show that under WGS conditions CO covers approximately 80% of the Pt surface at
250 °C and 16% of the Au surface at 120 °C using ALD Pt/Al2O3
and Au/Al2O3, respectively. These findings match well with
what we see using DRIFTS; CO covers significantly more of the Pt surface than
it does Au. At higher CO surface coverages, as seen on ALD Pt/Al2O3,
one would expect to see a lower CO order of reaction than on lower CO
coverages, as seen on the Au/Al2O3. Indeed, this is the
case; the CO order of reaction is 0.05 and 0.78 for Pt/Al2O3
and Au/Al2O3, respectively. Moreover, the amount of
adsorbed H2 seen using XANES is minimal on both the Pt and Au
catalysts under reaction conditions.

Conclusion

            It has been shown that the operando XAS
reactor is capable of simultaneously producing high quality EXAFS, XANES and
kinetic data. These types of data aide in adsorbate and structure-property
characterizations at relevant reaction conditions, liquid or gas phase. These
types of experiments are made possible by high flux 3rd generation
ID beamlines.

Acknowledgements

The authors would like
to thank the Advanced Photon Source (APS) at Argonne National Laboratory and
the Materials Research Collaborative Access Team (MRCAT) at beamline 10-ID-B.

References

1)         Fingland,
B.R., Ribeiro, F.H., and Miller, J.T., Catalysis Letters (2009) Accepted for
publication.

2)         Clausen,
B.S., and Topsøe, H., Catalysis Today 9 (1991) 189-196.

3)         Bare,
S.R., Yang, N., Kelly, S.D., Mickelson, G.E., and Modica, F.S., Catalysis Today
126 (2007) 18-26.

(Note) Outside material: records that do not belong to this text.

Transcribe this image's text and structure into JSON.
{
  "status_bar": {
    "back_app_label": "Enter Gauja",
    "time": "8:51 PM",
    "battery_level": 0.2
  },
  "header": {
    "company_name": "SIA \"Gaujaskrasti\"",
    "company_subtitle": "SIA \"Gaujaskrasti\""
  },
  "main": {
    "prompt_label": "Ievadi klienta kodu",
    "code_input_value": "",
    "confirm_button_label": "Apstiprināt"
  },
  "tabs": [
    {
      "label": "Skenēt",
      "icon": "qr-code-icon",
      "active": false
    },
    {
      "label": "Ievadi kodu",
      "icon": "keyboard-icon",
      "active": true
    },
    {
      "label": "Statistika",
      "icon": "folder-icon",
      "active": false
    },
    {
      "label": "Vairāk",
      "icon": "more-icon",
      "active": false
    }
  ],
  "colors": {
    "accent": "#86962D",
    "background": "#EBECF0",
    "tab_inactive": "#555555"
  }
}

4)         Bollmann,
L., Ratts, J.L., Joshi, A.M., Williams, W.D., Pazmino, J., Joshi, Y.V., Miller,
J.T., Kropf, A.J., Delgass, W.N., and Ribeiro, F.H., Journal of Catalysis 257
(2008) 43-54.